Now, with the new Sun Micro deal, if hosted versions of word processing and related applications are developed and deployed by the joint Google and Sun team, Google could quite possibly be tied into your document editing and other Office-like activities if you use such services.
Google refuses to hire a privacy officer (after all, they're the "Trust us -- First do no evil" company, and they're smarter than everyone else about... well... everything, right?)
Google refuses to detail their data retention policies or the extent to which they make that growing corpus of data available to outside entities.
Of course, it's Sun's Scott McNealy who has famously said: "You have no privacy, get over it" and who suggested that consumer privacy is a "red herring" issue.
Let's face it, the writing isn't only on the wall, it's dripping off and collecting in putrid pools on the floor.
"Trust us" is not enough.
Why does Google so strenuously resist at least consulting with the privacy community? What have they got to lose if everything they're doing is on the up and up? (I'm certainly willing to assume that this is currently the case.) Why do they take such a masochistic approach when it might be possible with a relatively few changes to let in the fresh air?
Here's my free advice to Google. Pick up the phone and start talking to folks who quite possibly might have more experience dealing with these issues than you do, and might even be able to help you. I for one would be much happier if I could support Google's efforts rather than having to be concerned every time they announce a new project.
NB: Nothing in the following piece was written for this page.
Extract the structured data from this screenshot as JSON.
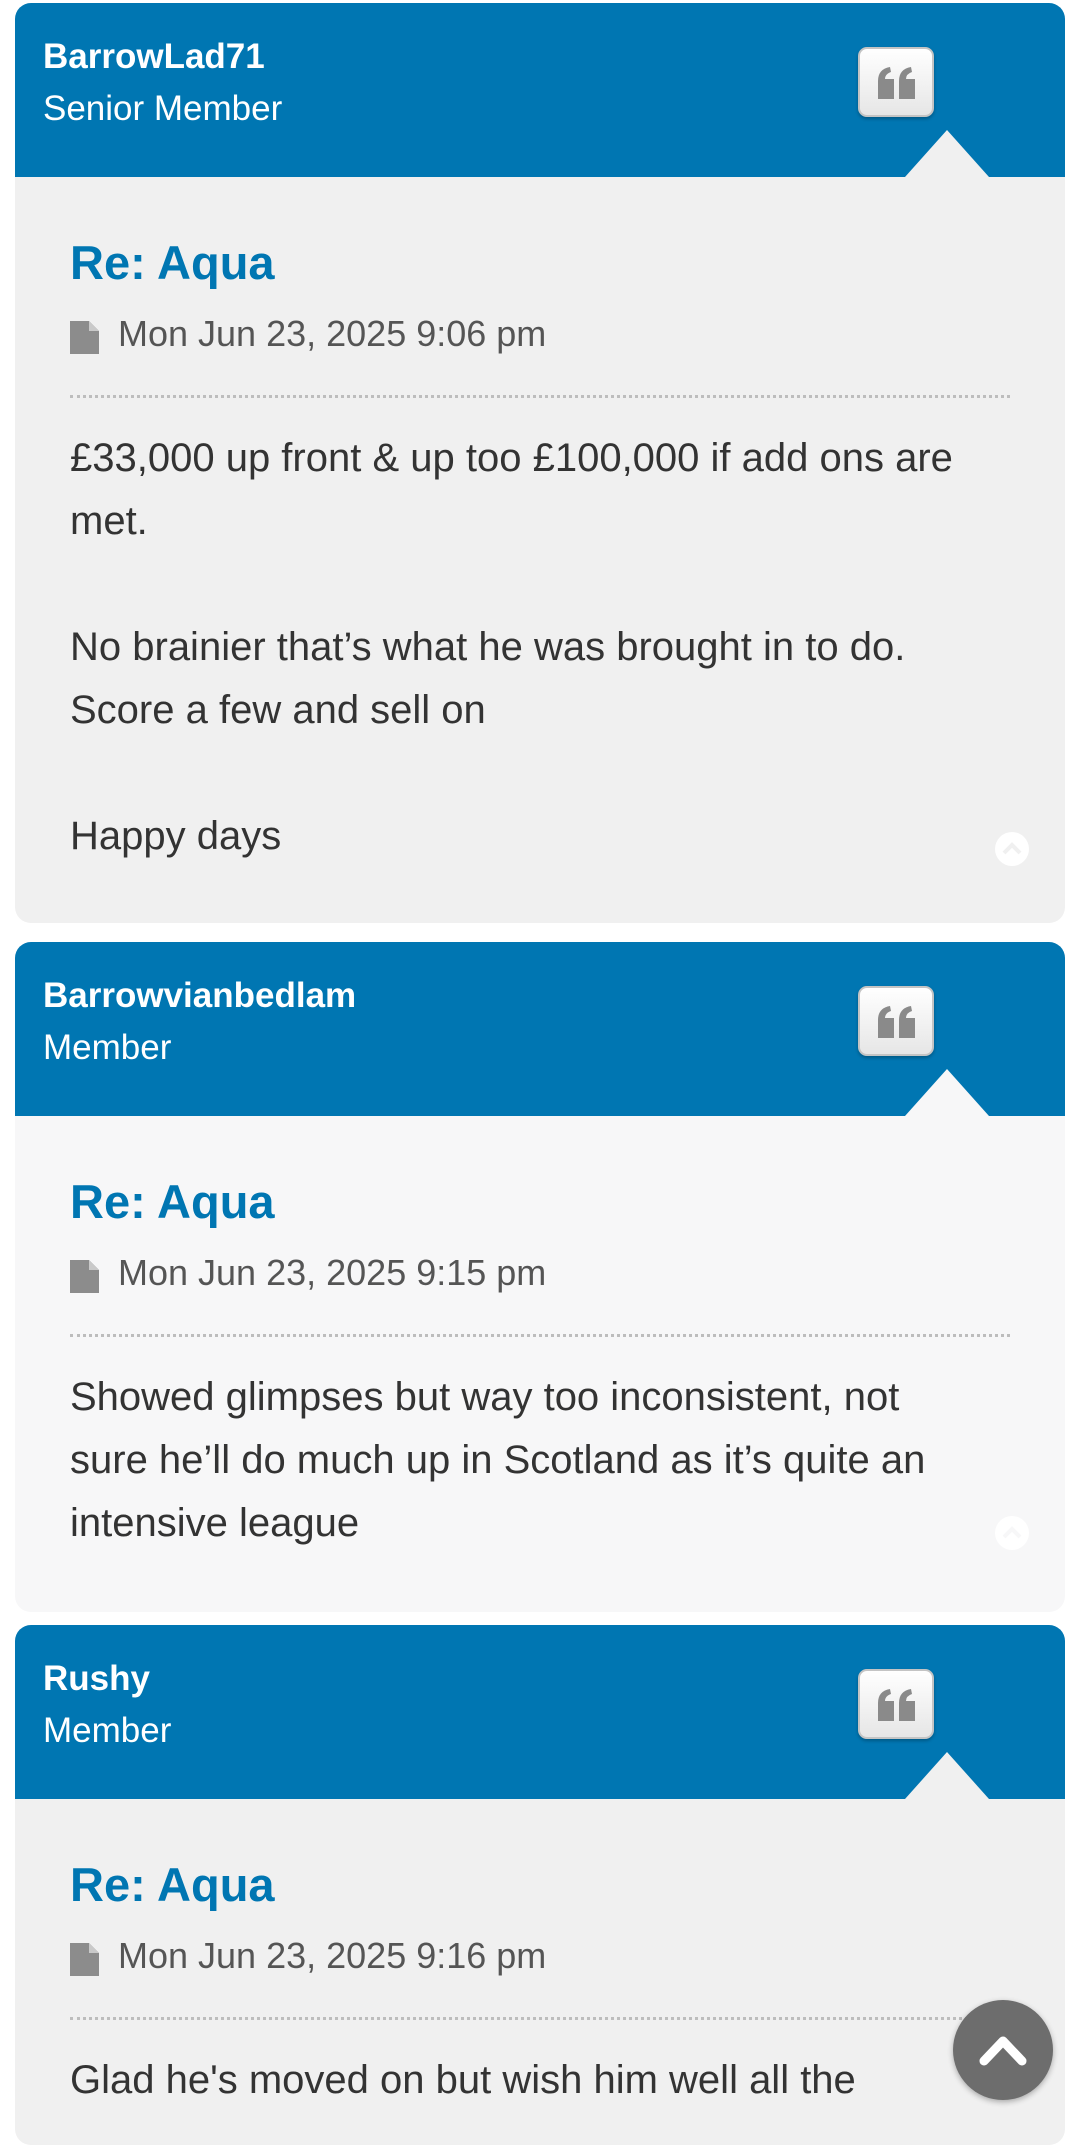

Hell, my number is listed below. I'd be glad to chat. But I won't be holding my breath waiting for their call.